In Shaffer Estate, 360 Pa. 390, 61 A.2d 872 (1948), the Court held that commissions claimed by executors in connection with the sale of real estate under a power of sale were proper administration expenses. It would certainly seem that expenses to survey lands of a decedent incidental to the sale thereof and the necessary State and Federal transfer documentary stamps affixed to the deeds of conveyance should be equally necessary expenses to be incurred in the settlement of an estate.
Shaffer Estate, supra, further held, inter alia: 'Other and more recent decisions confirm the correct rule to be that, even though a will does not effect an equitable conversion, a discretionary power of sale thereunder is sufficient to authorize the executor to convey the decedent's real estate: * * * there is a conclusive presumption that a general power of sale is for the payment of debts: * * *.'
In Bartlett's Estate (Brown v. Smith), D.C.E.D.Pa., 153 F.Supp. 674, 678 (1957), the Court said:

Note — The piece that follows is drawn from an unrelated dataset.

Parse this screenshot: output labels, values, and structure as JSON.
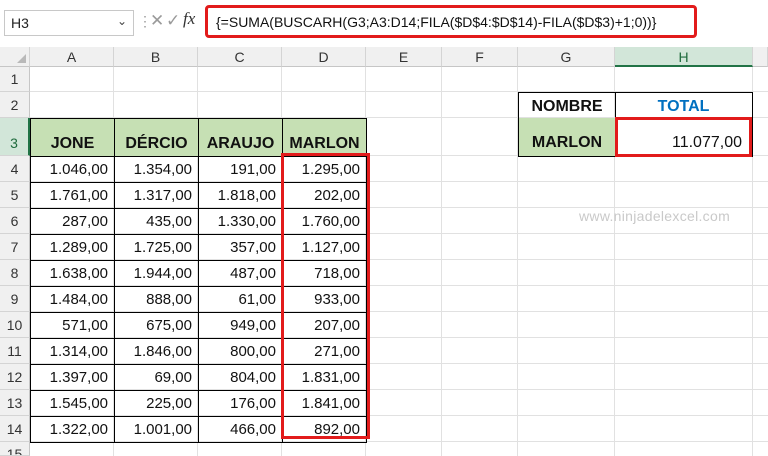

'In Pennsylvania there is a conclusive presumption that a general power of sale in a will is for the payment of decedent's debts. From the exercise of such a power of sale arises the inference that the sale was for the purpose presumed by law. In re Shaffer's Estate, 1948, 360 Pa. 390, 61 A.2d 872. No evidence was here offered to overcome the inference. The expenses disallowed are such administration expenses as are allowed by the Commonwealth of Pennsylvania. The unchallenged inference is that the expenses are, as well, expenses of sales necessary to pay decedent's debts. Similar expenses were held to be deductible in Martha A. Allison Estate, 1946, 5 T.C.M. 992 and Estate of Louis Sternberger, 1952, 18 T.C. 836. The Commissioner erred in disallowing the deduction for these expenses. * * *'
The Commissioner erred in disallowing the deduction for these expenses.
Let Order be submitted.